About this exercise: Could you repeat the whole listing below exactly as it stands?

*** Data for processing Section Begins ***

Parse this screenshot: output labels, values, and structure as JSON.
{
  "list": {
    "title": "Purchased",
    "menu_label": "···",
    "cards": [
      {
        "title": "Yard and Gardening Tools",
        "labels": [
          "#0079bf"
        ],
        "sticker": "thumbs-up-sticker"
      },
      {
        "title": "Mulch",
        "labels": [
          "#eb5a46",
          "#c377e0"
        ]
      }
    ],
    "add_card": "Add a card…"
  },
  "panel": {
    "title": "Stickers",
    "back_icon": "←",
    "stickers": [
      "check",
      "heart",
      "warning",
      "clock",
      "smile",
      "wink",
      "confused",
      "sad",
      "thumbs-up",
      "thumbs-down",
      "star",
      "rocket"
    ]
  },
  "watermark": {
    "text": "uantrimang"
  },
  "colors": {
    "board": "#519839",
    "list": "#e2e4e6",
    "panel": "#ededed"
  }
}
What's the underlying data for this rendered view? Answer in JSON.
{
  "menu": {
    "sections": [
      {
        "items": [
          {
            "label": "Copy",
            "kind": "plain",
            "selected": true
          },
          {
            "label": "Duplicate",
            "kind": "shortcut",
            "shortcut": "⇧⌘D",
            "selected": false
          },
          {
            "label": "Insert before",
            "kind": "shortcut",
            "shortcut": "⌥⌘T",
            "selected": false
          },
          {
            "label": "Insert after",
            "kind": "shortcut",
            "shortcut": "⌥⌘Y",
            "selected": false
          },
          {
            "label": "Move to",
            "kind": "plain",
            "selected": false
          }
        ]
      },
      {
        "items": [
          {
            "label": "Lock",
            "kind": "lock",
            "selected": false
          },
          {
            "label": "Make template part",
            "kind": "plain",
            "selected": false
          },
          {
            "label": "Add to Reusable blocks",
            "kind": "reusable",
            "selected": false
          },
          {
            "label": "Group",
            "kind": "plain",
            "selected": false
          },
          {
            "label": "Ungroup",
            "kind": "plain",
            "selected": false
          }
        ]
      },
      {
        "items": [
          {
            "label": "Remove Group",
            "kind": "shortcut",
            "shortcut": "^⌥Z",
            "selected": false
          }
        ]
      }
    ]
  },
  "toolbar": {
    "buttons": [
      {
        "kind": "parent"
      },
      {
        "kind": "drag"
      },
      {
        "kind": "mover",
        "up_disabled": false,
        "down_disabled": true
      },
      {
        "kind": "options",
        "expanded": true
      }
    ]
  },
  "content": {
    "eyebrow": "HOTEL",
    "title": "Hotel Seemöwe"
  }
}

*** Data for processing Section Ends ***

Answer to the problem:
Parse this screenshot: output labels, values, and structure as JSON.
{
  "list": {
    "title": "Purchased",
    "menu_label": "···",
    "cards": [
      {
        "title": "Yard and Gardening Tools",
        "labels": [
          "#0079bf"
        ],
        "sticker": "thumbs-up-sticker"
      },
      {
        "title": "Mulch",
        "labels": [
          "#eb5a46",
          "#c377e0"
        ]
      }
    ],
    "add_card": "Add a card…"
  },
  "panel": {
    "title": "Stickers",
    "back_icon": "←",
    "stickers": [
      "check",
      "heart",
      "warning",
      "clock",
      "smile",
      "wink",
      "confused",
      "sad",
      "thumbs-up",
      "thumbs-down",
      "star",
      "rocket"
    ]
  },
  "watermark": {
    "text": "uantrimang"
  },
  "colors": {
    "board": "#519839",
    "list": "#e2e4e6",
    "panel": "#ededed"
  }
}
What's the underlying data for this rendered view? Answer in JSON.
{
  "menu": {
    "sections": [
      {
        "items": [
          {
            "label": "Copy",
            "kind": "plain",
            "selected": true
          },
          {
            "label": "Duplicate",
            "kind": "shortcut",
            "shortcut": "⇧⌘D",
            "selected": false
          },
          {
            "label": "Insert before",
            "kind": "shortcut",
            "shortcut": "⌥⌘T",
            "selected": false
          },
          {
            "label": "Insert after",
            "kind": "shortcut",
            "shortcut": "⌥⌘Y",
            "selected": false
          },
          {
            "label": "Move to",
            "kind": "plain",
            "selected": false
          }
        ]
      },
      {
        "items": [
          {
            "label": "Lock",
            "kind": "lock",
            "selected": false
          },
          {
            "label": "Make template part",
            "kind": "plain",
            "selected": false
          },
          {
            "label": "Add to Reusable blocks",
            "kind": "reusable",
            "selected": false
          },
          {
            "label": "Group",
            "kind": "plain",
            "selected": false
          },
          {
            "label": "Ungroup",
            "kind": "plain",
            "selected": false
          }
        ]
      },
      {
        "items": [
          {
            "label": "Remove Group",
            "kind": "shortcut",
            "shortcut": "^⌥Z",
            "selected": false
          }
        ]
      }
    ]
  },
  "toolbar": {
    "buttons": [
      {
        "kind": "parent"
      },
      {
        "kind": "drag"
      },
      {
        "kind": "mover",
        "up_disabled": false,
        "down_disabled": true
      },
      {
        "kind": "options",
        "expanded": true
      }
    ]
  },
  "content": {
    "eyebrow": "HOTEL",
    "title": "Hotel Seemöwe"
  }
}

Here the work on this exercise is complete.